Materials provided
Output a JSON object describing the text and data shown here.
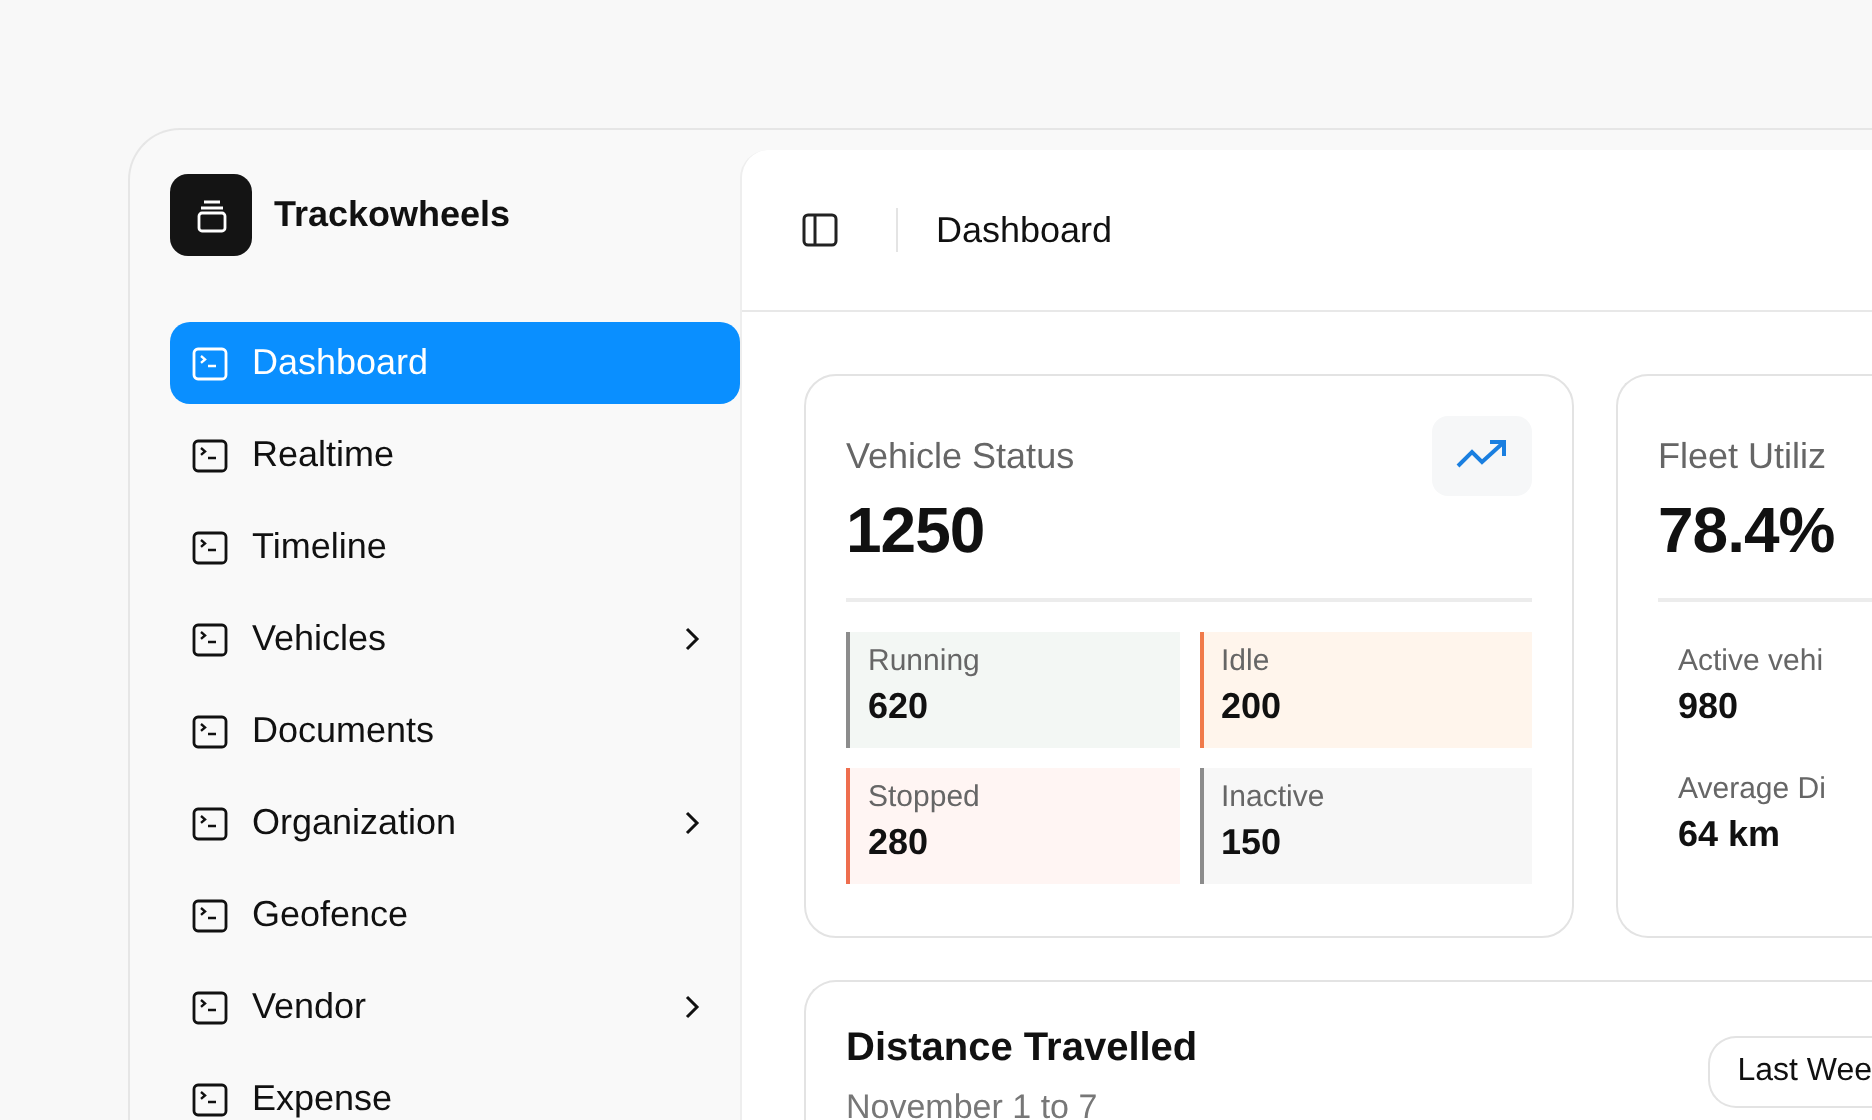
{
  "brand": {
    "name": "Trackowheels"
  },
  "sidebar": {
    "items": [
      {
        "label": "Dashboard",
        "selected": true,
        "has_submenu": false
      },
      {
        "label": "Realtime",
        "selected": false,
        "has_submenu": false
      },
      {
        "label": "Timeline",
        "selected": false,
        "has_submenu": false
      },
      {
        "label": "Vehicles",
        "selected": false,
        "has_submenu": true
      },
      {
        "label": "Documents",
        "selected": false,
        "has_submenu": false
      },
      {
        "label": "Organization",
        "selected": false,
        "has_submenu": true
      },
      {
        "label": "Geofence",
        "selected": false,
        "has_submenu": false
      },
      {
        "label": "Vendor",
        "selected": false,
        "has_submenu": true
      },
      {
        "label": "Expense",
        "selected": false,
        "has_submenu": false
      }
    ]
  },
  "header": {
    "title": "Dashboard"
  },
  "vehicle_status": {
    "title": "Vehicle Status",
    "value": "1250",
    "tiles": [
      {
        "label": "Running",
        "value": "620",
        "kind": "running",
        "color": "#8c8c8c"
      },
      {
        "label": "Idle",
        "value": "200",
        "kind": "idle",
        "color": "#f07a4a"
      },
      {
        "label": "Stopped",
        "value": "280",
        "kind": "stopped",
        "color": "#ee6e4e"
      },
      {
        "label": "Inactive",
        "value": "150",
        "kind": "inactive",
        "color": "#8c8c8c"
      }
    ]
  },
  "fleet_utilization": {
    "title": "Fleet Utiliz",
    "value": "78.4%",
    "stats": [
      {
        "label": "Active vehi",
        "value": "980"
      },
      {
        "label": "Average Di",
        "value": "64 km"
      }
    ]
  },
  "distance_travelled": {
    "title": "Distance Travelled",
    "subtitle": "November 1 to 7",
    "range_button": "Last Wee"
  }
}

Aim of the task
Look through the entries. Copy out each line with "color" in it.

Response area
        "color": "#8c8c8c"
        "color": "#f07a4a"
        "color": "#ee6e4e"
        "color": "#8c8c8c"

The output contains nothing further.